Each Winnie The Pooh Character Was Written To Represent A Mental Illness
November 28, 2017
My dad used to read me The Stories of Christopher Robin when I was a kid, my family happens to own a first edition copy of the book that gets passed down to successive generations. It is one of my fondest childhood memories, but I never clued in to what the meaning behind the characters throughout the stories were.
It appears that the characters all represent a different mental illness. Eyeore is obvious, but now that I really think about it, it all makes perfect sense. Let's take a look at what is potentially bothering the rest of the residents of the Hundred Acre Wood.
1. Winnie the Pooh
It is pretty clear that Pooh Bear struggles with ADHD, among others, but severe ADHD appears to be the main concern. His scattered thoughts, disorganized lifestyle, randomness and constant forgetfulness all scream ADHD to me.
No matter how many Winnie the Pooh stories I read my kids, or the number of shows I watch with them, I can count the number of time I have seen Eyeore happy on one hand. He is always sad or depressed, and he is likely the saddest character in the history of children's books. It is clear he suffers from severe depression.
The son of Kanga, Roo seems to display symptoms of being on the autism spectrum. Roo seems to operate on two opposite ends; sometimes he doesn't pay attention to anything that is going on around him, and he ends up in somewhat dangerous situations. Other times he decides to sit quietly in his mom's pouch, completely ignoring the world around him. This says potential autism to me.
If there was ever a textbook case for anxiety, Piglet would have his picture below the definition.

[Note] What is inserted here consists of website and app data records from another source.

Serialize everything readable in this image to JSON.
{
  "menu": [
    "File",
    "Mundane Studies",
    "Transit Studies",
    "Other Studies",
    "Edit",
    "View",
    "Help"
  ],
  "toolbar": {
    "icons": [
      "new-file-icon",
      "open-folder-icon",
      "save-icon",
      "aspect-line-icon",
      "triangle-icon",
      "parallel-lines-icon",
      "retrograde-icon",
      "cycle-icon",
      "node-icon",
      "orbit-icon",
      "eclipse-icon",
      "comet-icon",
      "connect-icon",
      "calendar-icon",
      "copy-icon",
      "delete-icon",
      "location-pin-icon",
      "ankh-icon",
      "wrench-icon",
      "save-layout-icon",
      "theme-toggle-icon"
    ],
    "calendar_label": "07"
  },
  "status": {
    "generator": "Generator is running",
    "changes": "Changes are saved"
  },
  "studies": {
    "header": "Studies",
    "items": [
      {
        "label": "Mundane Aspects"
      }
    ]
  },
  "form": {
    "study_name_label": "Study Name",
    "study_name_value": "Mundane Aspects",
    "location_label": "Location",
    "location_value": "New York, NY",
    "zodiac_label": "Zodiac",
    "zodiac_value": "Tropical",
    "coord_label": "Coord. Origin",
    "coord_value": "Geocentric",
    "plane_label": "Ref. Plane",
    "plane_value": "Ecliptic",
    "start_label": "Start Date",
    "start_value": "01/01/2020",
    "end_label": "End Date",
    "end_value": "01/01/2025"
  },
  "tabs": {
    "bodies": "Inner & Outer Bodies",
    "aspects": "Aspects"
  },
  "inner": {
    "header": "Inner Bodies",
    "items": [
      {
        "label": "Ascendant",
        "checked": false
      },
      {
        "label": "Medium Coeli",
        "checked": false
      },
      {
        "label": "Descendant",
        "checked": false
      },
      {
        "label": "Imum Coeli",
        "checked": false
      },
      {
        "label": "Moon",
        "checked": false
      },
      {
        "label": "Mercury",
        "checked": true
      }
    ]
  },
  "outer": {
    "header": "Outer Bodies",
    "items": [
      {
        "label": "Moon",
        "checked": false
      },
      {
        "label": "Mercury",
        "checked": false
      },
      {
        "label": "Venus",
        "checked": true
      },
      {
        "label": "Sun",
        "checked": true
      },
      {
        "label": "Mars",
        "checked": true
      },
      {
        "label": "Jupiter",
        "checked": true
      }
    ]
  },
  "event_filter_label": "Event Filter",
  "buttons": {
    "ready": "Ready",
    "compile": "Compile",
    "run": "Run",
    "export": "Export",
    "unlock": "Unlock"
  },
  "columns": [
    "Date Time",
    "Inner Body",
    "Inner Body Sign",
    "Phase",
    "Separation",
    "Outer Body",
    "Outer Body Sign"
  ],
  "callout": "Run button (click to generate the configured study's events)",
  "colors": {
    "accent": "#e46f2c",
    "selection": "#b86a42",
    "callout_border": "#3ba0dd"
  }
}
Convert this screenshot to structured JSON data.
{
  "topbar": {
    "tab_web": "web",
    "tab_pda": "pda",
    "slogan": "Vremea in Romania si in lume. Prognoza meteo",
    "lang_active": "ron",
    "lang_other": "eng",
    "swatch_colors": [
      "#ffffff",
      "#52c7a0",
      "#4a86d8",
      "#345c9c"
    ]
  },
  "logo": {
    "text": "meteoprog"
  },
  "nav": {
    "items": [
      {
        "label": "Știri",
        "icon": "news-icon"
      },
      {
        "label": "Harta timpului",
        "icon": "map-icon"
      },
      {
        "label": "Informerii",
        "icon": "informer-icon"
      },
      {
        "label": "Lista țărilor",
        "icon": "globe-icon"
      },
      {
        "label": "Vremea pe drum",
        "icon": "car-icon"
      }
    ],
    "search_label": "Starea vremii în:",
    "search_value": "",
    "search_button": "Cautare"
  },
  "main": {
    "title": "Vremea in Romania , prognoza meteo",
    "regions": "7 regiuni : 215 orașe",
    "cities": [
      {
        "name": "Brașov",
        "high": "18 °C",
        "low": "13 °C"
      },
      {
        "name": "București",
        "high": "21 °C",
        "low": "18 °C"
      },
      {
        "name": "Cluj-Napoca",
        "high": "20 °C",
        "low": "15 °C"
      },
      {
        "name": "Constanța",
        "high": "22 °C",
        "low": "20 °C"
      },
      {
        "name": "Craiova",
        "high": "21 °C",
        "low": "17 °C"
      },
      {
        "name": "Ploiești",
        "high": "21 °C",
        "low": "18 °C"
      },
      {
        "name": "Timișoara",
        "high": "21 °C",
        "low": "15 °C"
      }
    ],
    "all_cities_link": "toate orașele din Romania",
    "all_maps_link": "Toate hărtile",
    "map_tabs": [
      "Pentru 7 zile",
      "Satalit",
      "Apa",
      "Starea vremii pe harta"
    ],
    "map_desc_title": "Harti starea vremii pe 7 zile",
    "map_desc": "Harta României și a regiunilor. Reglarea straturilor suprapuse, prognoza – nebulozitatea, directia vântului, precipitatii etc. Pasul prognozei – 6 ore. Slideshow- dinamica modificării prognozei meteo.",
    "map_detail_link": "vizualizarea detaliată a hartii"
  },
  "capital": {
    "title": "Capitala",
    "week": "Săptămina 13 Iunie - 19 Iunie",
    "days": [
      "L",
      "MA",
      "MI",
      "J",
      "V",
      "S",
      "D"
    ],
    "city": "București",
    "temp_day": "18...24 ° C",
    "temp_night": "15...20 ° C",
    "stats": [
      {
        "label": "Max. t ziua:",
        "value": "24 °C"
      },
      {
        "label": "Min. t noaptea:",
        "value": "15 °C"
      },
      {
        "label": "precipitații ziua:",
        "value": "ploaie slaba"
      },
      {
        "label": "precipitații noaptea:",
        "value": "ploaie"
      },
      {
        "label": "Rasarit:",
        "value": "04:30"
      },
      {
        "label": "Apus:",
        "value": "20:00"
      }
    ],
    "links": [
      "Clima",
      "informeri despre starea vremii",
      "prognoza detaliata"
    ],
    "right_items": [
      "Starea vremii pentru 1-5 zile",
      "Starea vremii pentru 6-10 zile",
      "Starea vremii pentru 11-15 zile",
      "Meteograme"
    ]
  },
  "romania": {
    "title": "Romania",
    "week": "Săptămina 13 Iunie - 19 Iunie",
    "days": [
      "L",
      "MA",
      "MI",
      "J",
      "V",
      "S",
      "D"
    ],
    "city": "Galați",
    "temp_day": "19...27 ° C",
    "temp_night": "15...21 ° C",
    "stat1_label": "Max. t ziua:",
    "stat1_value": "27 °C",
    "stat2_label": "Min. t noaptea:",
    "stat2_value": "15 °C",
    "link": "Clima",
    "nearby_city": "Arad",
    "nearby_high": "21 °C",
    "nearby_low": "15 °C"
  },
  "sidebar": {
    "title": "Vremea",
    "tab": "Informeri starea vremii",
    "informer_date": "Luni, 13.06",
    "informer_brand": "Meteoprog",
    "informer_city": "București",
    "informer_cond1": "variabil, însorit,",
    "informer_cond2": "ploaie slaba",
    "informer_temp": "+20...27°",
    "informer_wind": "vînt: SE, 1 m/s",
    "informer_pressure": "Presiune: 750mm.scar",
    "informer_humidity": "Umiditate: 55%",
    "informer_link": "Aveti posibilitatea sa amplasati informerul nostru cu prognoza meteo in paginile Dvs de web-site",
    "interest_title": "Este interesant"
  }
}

He is constantly worried about what might happen, and sudden surprises like noises and movements cause him to run and hide. Piglet enjoys things to be calm and simple.
Keep reading and everything will begin to make a lot more sense about life in the Hundred Acre Wood.
Read the full story on Shared.com.